[The team] tested the effect of DMC on mouse heart cells, findings that the substance once more boosted autophagy. DMC also appeared to protect against liver damage caused by ethanol (pure alcohol). (1)
Finally, Prof. Madeo and colleagues tested the compound’s effect on different types of human cells, confirming the same positive outcome, although the researchers warn that real certainty can only come from future clinical trials.(1)
Other studies have shown that ashitaba can help prevent osteoporosis and abnormalities associated with the development of cardiovascular disease and type 2 diabetes. (2) (3)
Read more articles by Anna Hunt.
About the Author
Anna Hunt is writer, yoga instructor, mother of three, and lover of healthy food. She’s the founder of Awareness Junkie, an online community paving the way for better health and personal transformation. She’s also the co-editor at Waking Times, where she writes about optimal health and wellness. Anna spent 6 years in Costa Rica as a teacher of Hatha and therapeutic yoga. She now teaches at Asheville Yoga Center and is pursuing her Yoga Therapy certification. During her free time, you’ll find her on the mat or in the kitchen, creating new kid-friendly superfood recipes.

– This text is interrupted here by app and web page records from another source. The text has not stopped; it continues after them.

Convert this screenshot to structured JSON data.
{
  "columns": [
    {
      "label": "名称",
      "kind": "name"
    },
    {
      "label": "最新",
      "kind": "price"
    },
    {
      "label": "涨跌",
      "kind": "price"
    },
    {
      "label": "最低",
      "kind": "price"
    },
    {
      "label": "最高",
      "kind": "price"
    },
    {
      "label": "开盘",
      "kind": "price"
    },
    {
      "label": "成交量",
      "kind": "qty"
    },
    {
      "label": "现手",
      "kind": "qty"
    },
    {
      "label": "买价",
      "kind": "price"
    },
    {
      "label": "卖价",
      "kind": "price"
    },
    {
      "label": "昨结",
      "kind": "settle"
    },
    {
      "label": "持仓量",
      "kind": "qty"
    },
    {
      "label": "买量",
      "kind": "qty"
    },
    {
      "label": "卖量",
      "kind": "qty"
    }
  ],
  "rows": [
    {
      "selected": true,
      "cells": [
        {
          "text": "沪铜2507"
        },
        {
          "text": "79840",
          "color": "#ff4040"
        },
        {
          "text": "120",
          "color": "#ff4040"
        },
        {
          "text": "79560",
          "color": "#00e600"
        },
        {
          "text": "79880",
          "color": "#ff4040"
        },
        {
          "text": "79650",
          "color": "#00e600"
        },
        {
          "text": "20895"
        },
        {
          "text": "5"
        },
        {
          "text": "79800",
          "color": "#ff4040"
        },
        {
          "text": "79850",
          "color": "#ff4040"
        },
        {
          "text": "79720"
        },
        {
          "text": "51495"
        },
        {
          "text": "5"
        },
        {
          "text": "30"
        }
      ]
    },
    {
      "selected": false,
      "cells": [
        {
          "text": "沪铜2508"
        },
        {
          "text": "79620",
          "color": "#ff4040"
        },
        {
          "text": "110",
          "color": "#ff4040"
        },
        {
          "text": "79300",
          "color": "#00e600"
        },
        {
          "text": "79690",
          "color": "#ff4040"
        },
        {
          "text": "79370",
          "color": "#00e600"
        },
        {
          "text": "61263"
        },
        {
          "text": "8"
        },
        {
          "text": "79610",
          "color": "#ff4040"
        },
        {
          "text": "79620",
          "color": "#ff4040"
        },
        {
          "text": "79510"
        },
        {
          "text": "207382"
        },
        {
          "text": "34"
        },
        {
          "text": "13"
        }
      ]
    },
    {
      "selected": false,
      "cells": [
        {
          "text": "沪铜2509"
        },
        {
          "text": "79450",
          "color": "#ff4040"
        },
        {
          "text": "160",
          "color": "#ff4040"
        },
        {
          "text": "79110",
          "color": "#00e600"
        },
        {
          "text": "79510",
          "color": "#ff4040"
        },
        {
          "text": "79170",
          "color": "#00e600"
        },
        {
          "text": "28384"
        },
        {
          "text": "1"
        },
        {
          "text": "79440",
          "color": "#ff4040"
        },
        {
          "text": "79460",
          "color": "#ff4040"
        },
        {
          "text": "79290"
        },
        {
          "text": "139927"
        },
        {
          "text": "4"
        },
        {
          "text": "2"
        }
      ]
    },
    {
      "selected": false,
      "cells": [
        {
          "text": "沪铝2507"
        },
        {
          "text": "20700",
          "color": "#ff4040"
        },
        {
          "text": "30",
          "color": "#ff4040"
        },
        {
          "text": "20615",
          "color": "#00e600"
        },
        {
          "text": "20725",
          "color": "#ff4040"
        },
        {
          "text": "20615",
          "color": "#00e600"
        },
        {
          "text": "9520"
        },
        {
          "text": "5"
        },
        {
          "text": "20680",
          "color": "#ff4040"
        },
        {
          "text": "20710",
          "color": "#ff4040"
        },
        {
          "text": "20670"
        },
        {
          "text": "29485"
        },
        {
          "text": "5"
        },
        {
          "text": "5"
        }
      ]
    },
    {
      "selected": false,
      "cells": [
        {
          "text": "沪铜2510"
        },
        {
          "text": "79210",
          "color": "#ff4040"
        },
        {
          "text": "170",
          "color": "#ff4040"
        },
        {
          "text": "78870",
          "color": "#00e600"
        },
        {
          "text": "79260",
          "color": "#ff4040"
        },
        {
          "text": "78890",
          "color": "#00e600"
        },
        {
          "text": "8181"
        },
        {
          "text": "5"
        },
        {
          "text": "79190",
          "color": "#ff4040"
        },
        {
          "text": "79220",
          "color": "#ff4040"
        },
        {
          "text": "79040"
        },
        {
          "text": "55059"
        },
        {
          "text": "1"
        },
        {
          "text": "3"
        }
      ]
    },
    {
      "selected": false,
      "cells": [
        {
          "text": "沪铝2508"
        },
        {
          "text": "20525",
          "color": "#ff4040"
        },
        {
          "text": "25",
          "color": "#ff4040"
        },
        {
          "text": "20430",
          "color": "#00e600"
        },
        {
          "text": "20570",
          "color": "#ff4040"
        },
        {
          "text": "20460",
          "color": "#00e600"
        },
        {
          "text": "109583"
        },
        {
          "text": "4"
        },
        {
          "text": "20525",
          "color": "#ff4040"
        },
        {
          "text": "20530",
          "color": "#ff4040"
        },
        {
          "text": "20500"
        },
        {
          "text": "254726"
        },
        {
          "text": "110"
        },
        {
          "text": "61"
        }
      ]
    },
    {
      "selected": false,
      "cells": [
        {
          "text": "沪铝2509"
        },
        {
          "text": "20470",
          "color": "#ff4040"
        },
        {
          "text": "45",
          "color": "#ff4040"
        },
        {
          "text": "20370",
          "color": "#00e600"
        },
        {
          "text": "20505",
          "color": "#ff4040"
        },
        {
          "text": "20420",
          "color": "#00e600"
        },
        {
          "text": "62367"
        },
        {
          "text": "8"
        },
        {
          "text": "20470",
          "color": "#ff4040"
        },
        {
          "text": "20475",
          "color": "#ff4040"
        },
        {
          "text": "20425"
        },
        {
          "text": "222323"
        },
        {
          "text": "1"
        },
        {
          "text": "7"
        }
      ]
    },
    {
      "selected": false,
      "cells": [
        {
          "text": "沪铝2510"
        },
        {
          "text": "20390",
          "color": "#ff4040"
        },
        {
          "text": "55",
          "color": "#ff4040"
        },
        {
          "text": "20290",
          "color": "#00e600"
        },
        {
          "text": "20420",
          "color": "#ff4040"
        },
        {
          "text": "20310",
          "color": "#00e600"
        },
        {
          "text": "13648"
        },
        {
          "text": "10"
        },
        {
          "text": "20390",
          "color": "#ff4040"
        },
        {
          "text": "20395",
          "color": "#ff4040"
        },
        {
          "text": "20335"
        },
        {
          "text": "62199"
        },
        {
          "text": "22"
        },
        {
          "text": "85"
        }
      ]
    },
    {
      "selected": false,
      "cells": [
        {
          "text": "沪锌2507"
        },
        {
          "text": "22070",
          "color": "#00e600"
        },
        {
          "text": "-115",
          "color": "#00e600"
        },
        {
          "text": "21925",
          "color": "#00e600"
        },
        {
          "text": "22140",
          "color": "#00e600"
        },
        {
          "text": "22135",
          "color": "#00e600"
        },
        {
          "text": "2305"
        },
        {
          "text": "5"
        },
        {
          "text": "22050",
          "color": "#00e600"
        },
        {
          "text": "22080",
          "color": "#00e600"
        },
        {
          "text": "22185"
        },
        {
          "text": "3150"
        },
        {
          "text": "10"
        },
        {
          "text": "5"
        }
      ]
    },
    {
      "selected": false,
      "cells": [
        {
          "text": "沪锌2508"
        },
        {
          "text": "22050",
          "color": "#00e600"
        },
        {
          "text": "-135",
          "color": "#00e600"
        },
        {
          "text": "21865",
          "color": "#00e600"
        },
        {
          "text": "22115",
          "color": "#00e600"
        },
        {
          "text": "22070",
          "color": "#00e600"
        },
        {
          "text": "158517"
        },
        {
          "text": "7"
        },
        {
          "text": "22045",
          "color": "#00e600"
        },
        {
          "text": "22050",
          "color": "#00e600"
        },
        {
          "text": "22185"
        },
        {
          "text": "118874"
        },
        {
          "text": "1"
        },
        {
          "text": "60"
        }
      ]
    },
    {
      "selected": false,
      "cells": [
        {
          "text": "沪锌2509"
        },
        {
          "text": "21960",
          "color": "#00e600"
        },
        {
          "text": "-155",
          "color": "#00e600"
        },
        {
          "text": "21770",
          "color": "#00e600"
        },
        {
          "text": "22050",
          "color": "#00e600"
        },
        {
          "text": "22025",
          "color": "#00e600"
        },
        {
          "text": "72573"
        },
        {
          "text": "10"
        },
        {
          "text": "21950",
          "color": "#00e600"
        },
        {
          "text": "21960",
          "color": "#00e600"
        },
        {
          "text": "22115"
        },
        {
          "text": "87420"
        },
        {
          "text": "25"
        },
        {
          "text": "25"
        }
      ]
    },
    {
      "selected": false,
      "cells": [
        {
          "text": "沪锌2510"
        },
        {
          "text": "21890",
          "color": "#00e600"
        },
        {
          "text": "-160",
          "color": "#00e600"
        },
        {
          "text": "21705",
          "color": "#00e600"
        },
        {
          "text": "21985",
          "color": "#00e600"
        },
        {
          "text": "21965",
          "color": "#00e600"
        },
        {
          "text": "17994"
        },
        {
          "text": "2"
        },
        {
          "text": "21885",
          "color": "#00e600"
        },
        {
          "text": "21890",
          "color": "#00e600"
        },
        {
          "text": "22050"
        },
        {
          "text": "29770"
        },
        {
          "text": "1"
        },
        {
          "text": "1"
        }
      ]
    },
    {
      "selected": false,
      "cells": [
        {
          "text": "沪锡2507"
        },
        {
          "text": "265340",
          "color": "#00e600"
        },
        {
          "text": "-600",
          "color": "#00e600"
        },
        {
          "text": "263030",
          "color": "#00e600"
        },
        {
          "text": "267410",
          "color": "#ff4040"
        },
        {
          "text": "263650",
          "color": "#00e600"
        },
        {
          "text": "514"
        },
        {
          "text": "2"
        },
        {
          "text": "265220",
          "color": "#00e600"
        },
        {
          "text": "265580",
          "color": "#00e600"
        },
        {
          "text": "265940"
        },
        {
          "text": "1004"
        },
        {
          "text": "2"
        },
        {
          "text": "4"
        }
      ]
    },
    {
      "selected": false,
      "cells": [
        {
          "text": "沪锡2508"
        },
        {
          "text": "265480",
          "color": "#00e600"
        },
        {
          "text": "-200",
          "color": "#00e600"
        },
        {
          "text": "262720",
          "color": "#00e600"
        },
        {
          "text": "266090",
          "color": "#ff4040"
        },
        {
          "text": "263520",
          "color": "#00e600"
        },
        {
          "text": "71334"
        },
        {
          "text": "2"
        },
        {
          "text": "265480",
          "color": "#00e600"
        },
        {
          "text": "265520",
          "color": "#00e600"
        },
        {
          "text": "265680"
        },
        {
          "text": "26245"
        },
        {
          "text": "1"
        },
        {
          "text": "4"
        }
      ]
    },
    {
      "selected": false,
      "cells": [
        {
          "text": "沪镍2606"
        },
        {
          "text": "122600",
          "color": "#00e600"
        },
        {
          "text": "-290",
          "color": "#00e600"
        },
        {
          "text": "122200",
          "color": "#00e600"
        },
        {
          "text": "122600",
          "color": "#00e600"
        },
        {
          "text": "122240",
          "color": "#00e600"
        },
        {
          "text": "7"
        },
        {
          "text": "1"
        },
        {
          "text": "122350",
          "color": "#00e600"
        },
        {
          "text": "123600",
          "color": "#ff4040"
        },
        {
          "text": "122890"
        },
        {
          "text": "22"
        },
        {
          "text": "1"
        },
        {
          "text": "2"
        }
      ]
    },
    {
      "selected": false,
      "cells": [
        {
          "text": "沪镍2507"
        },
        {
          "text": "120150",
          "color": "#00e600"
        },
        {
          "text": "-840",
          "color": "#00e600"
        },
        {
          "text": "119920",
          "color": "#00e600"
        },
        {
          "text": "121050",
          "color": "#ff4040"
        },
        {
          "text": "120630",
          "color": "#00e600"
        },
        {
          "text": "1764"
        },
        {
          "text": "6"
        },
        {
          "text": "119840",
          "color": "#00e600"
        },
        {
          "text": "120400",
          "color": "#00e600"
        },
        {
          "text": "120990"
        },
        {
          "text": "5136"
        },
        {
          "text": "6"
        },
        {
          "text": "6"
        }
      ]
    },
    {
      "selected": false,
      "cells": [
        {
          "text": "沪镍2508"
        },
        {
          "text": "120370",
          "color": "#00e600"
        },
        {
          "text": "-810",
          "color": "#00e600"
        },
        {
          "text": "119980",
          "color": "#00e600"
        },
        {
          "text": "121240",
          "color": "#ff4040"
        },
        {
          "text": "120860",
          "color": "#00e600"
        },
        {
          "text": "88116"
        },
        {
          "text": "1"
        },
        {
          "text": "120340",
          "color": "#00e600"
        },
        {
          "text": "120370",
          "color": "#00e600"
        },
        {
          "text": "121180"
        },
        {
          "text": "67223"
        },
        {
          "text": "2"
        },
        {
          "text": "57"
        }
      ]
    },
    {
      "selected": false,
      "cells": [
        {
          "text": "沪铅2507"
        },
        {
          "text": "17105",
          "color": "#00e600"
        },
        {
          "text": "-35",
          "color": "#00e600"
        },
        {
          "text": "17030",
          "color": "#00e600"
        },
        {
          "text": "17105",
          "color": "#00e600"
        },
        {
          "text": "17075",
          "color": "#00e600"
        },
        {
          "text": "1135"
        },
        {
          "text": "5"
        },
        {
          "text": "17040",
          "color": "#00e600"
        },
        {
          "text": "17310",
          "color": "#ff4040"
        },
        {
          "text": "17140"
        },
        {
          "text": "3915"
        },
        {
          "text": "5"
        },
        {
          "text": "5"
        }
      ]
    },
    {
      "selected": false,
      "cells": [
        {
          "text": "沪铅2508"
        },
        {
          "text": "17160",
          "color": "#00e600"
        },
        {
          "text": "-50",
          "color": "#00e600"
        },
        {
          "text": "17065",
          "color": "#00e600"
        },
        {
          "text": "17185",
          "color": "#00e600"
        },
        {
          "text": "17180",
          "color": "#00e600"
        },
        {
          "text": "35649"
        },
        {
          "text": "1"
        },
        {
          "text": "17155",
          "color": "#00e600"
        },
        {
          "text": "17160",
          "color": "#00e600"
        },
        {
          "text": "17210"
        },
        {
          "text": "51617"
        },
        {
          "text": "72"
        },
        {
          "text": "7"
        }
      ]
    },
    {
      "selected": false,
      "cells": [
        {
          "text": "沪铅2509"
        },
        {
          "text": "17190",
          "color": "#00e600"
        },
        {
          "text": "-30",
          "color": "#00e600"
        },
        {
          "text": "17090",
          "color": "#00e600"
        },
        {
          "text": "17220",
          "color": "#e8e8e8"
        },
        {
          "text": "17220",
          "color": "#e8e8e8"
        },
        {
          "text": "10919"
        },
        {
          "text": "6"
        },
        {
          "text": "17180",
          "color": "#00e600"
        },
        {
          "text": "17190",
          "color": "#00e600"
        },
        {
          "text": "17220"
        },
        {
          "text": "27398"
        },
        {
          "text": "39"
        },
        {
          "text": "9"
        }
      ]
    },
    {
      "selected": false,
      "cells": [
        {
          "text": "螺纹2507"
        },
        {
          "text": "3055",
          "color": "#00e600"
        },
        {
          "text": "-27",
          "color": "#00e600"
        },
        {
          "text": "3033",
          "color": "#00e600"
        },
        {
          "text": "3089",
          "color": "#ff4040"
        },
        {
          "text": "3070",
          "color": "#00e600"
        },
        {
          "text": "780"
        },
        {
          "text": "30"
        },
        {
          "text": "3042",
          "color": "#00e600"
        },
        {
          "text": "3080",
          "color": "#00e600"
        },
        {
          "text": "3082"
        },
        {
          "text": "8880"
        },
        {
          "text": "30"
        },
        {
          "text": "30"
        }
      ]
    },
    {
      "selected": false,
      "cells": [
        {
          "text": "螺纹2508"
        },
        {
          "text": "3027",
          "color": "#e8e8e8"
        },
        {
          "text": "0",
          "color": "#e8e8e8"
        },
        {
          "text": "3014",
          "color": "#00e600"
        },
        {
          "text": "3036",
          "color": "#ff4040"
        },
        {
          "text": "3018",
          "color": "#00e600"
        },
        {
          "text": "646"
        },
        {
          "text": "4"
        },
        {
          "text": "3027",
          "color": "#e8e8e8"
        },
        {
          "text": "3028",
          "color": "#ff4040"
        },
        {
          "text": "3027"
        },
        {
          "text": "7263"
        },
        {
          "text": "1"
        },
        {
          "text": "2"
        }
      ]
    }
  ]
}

This article (Immortality Herb Boosts Cellular Health, So You Feel Younger Longer) was originally created and published by Waking Times and is published here under a Creative Commons license with attribution to Anna Hunt and WakingTimes.com. It may be re-posted freely with proper attribution, author bio, and this copyright statement.
Disclaimer: This article is not intended to provide medical advice, diagnosis or treatment. Views expressed here do not necessarily reflect those of Waking Times or its staff.